Afterwards, we returned to the Lebzelter cottage and met at length to work through our differences. I kept thinking about the first disciples, huddled together frightened and in disagreement, unaware Jesus was alive. Finally, unable to come to agreement, prayer paved the way to reconciliation. Shipen’s mother Dorothy had again prepared a glorious feast for dinner, which was followed by a quiet evening of sharing and reflection with guests and friends.

On Monday we finally reached Madeleine L’Engle and told her of our recent disagreements, strained relationships and tension. Her advice was to go into silence and not try to wrestle with any more problems. So during lunch there was a short reading from the Spirit of Poverty followed by four hours of solitude and silence so each of us could listen to our own heart. Somehow this actually helped! When Shipen and David finally did talk together they were able to find accord and reach a level of trust again. At dinner, in our typically overly introspective way, we talked about how we each experienced the period of silence.

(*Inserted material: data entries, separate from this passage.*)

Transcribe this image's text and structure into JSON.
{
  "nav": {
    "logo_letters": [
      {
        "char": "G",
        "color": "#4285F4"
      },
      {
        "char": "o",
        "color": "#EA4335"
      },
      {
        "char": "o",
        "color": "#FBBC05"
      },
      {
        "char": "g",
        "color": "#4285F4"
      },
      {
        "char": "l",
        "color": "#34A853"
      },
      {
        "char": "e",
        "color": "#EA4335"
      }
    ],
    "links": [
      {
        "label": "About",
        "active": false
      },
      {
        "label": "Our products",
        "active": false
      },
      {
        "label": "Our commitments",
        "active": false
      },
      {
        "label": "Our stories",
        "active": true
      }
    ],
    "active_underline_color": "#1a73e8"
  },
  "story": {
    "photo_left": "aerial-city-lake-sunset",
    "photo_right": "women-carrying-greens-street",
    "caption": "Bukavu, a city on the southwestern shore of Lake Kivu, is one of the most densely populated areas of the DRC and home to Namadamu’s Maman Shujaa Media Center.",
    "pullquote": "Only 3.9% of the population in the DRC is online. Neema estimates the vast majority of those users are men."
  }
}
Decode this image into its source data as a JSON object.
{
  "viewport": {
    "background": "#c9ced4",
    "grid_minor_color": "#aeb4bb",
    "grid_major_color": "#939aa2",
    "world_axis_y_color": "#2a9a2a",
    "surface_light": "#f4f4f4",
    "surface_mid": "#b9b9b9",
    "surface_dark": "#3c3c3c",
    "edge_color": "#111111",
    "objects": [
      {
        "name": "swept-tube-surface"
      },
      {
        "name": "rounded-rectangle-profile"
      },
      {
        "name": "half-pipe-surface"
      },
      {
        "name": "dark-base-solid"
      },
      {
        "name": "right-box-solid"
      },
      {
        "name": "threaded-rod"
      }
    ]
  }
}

The next day we headed off to my parent’s home in West Bloomfield where we would stay for the next three days. We arrived just after lunch and were greeted by my three longhaired brothers, my extremely boisterous sister, my Mom, Dad and my quiet, senile Granny. That afternoon, we got out our instruments and had a delightfully fun jam session in the family music room with my brother Ben on sitar, brother Chris on guitar, my Dad on piano or banjo, and my sister Heidi and David Karasek on violins. David Lynch and Chris shared guitar techniques and the finer points of Martin guitars while Shipen and Ben talked about sitars and eastern music. In the evening, we performed at Church of Our Savior in Bloomfield Hills, which had been my home church when I was in ninth and tenth grade. I was delighted to be playing for my family, friends and neighbors who came to hear us.

Performing at Church of our Savior, Bloomfield Hills, MI

Before we left, I sat out on the front lawn with my mother talking about my future. I admitted that I still hoped to marry David and that I was deeply in love with him. I explained why our marriage was on hold and how eventually, we hoped the community would accept the idea. Of course, my mother raised the typical motherly concerns and gave her pitch, again, for my leaving the group. She expressed her concerns that she thought Shipen was too dictatorial and that I should be careful not to be brainwashed and swallowed up by the group. I did my best to allay her fears, assuring her we were not a Jim Jones cult and that Shipen was just our leader. Later that evening we played to a small crowd at Christ Church Cranbrook – dismal - then returned to my parent’s home for a big dinner with my family.

Dinner with the Ruetenik family 1973

The following day my brother Dan showed some of his excellent movies he had made as well as his outstanding cartoon that took you on a journey zooming into a bug on a leaf, then zooming in on the bug’s eye which led into a new scene (similar to the book Zoom only this was 30 years earlier). The group was duly impressed with Dan’s artistry and creativity.

Being Silly at Shishonee's family home

On April 27th we left West Bloomfield and drove amidst a gentle rain through Ohio, Pennsylvania, and into New York. The bus, of course, was acting up and the engine oil pressure gauge moved down into dangerously low levels. We drove to the nearest mechanic who was able to offer little help so we chanced it and drove on to West Park and arrived at 3:15 p.m. at Holy Cross Monastery.

The Trees Group, a community of seven Christian minstrels based at the
Cathedral of St. John the Divine in New York City, recently gave an unusual
musical presentation during their visit to Holy Cross Monastery in West Park.

We were given guest rooms for the duration of our visit, a kind of retreat for us until we were to leave for the Cathedral, which was planned, of course, for our foundation day, May 2nd. We spent those last three days attending services, giving a concert, relaxing, and typing up our individual presentations about what each of our duties entailed (secretary, tour manager, treasurer, etc.). We wanted to be totally prepared when we presented ourselves at our first meeting with Canon West and the Dean of the Cathedral.